Not many members of the public are scientists, and so they often don’t have a full understanding of scientific issues. Instead, much of their understanding of subjects such as genetically engineered crops comes from the media. Unfortunately, what you might read in a newspaper isn’t always exactly accurate, either through accident (journalists usually aren’t scientists and might not fully understand what they are writing about) or design (journalists have an opinion and are trying to persuade their readers that it’s the right one).

Now that you know more about genetic engineering, you should be able to analyse a story to see if it is backed up by scientific fact. Chose a story to look at in more detail – either from the links below or by searching for one on the internet – and use what you now know about genetic engineering to decide if each point is fairly made.
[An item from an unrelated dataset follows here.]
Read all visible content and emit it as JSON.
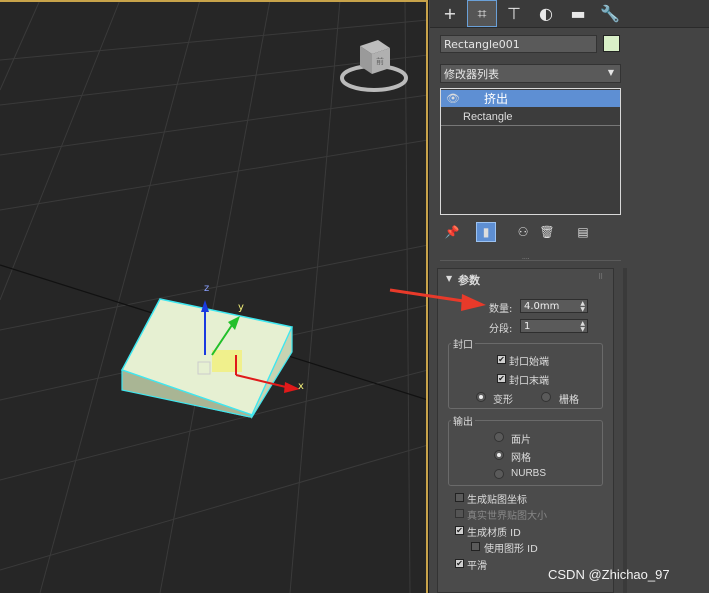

If you aren’t sure if a point is supported by fact, you should be able to find an authoritative source on the internet to check: the BBC and New Scientist are usually good at accurately reporting science fact; or you could check the website of the Science Media Centre, which provides journalists with scientific information and quotations from science experts.

If you had to re-write your chosen story, would you make any changes?

The Telegraph

The Mail

The Guardian

New York Times

New Scientist